There is much publicity about not leaving dogs in hot cars (although some people still don’t pay any notice!), but less attention is drawn to the risks to our smaller pets.
Heat stress and heat stroke can be rapidly fatal and many of our pets have very little in the way of cooling mechanisms so do not deal well with the heat. They are also often confined and have no way of moving out of a hot environment.
Conservatories get very hot during the summer if they are not well shaded. If in doubt, keep a minimum-maximum thermometer in the room. If it gets above 24 degrees, your pet will be at risk of heat stroke.
Window glass can intensify the sun’s rays and increase the heat. Any cages or fish tanks sitting behind windows can get very hot.
Remember that the sun moves so areas that are in the shade first thing in the morning may end up in direct sunlight later in the day! Animals cannot escape from a hutch or run and are completely helpless if they start to heat up.
Insulated hutch covers are great in the winter to keep animals warm but are a real danger when the sun comes up. Plastic-fronted covers are particularly dangerous and can cause the hutch to become like a greenhouse.
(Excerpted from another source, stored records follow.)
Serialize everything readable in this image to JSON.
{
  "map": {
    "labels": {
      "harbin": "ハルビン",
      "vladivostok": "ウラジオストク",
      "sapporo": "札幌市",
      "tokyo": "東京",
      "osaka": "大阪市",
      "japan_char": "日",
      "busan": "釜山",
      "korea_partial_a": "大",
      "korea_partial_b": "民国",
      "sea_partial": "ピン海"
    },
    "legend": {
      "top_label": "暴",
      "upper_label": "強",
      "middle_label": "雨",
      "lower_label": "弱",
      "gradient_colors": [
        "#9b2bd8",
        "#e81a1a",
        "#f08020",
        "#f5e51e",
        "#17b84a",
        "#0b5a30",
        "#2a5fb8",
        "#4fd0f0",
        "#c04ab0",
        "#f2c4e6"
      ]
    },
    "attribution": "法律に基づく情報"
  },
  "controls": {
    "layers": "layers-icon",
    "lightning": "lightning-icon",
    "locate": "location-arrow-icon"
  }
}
Make sure that you remove these covers as soon as the risk of heavy frost is over and always open them up to allow ventilation first thing in the morning.
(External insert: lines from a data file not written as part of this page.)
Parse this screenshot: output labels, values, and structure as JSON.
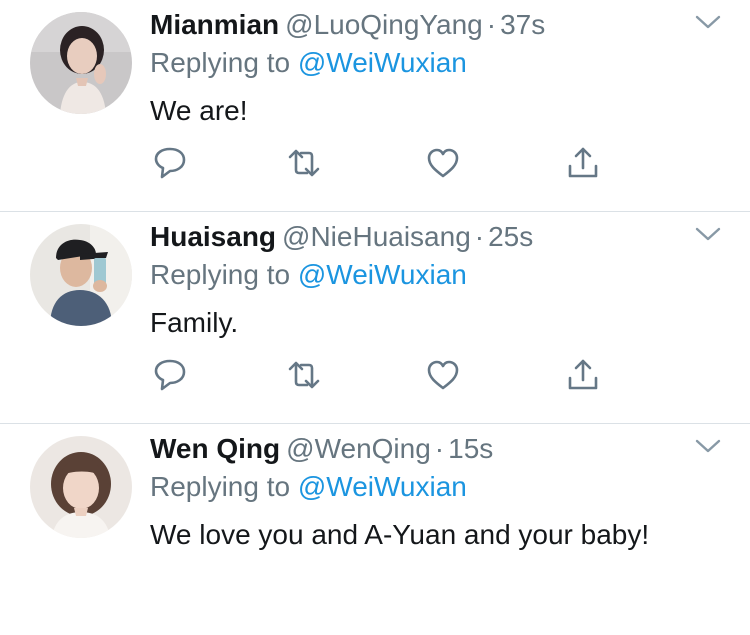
{
  "colors": {
    "text": "#14171a",
    "secondary": "#66757f",
    "link": "#1b95e0",
    "divider": "#dbe1e6",
    "icon": "#657786"
  },
  "tweets": [
    {
      "name": "Mianmian",
      "handle": "@LuoQingYang",
      "dot": "·",
      "time": "37s",
      "replying_prefix": "Replying to",
      "replying_to": "@WeiWuxian",
      "text": "We are!",
      "avatar": "avatar-photo"
    },
    {
      "name": "Huaisang",
      "handle": "@NieHuaisang",
      "dot": "·",
      "time": "25s",
      "replying_prefix": "Replying to",
      "replying_to": "@WeiWuxian",
      "text": "Family.",
      "avatar": "avatar-photo"
    },
    {
      "name": "Wen Qing",
      "handle": "@WenQing",
      "dot": "·",
      "time": "15s",
      "replying_prefix": "Replying to",
      "replying_to": "@WeiWuxian",
      "text": "We love you and A-Yuan and your baby!",
      "avatar": "avatar-photo"
    }
  ],
  "icons": {
    "reply": "reply-icon",
    "retweet": "retweet-icon",
    "like": "heart-icon",
    "share": "share-icon",
    "more": "chevron-down-icon"
  }
}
Other ways to reduce overheating
- Put ice-cubes into water bowls and bottles to keep the water cool for your pet
- Place a fan near to the cage or run
- Place a cool mat inside the cage or run for your pet to lie on and cool down. Remove if the pet starts chewing it though! You could also use freezer packs well wrapped in towels to keep the general area cooler.
It is important to make sure that if you leave your pet in the care of someone else while you go on your summer holiday that they are also aware of the risk of heat stroke and how to prevent it.
Signs of heat distress
If your pet is showing any of these signs, they may be in heat distress and at risk of heat stroke.
- breathing with their mouth open/panting – this is not normal in any of our small pet species so is always an indication of something severely wrong
- not responding to noise or movement
- lying down, often stretched out
What to do if your pet is showing signs of heat distress
- Move them out of the hot area immediately
- Lie them on a damp towel in a cool area and wet their fur with cool water
- Offer them something cool, not cold, to drink
- Call your vet and get them checked out as soon as possible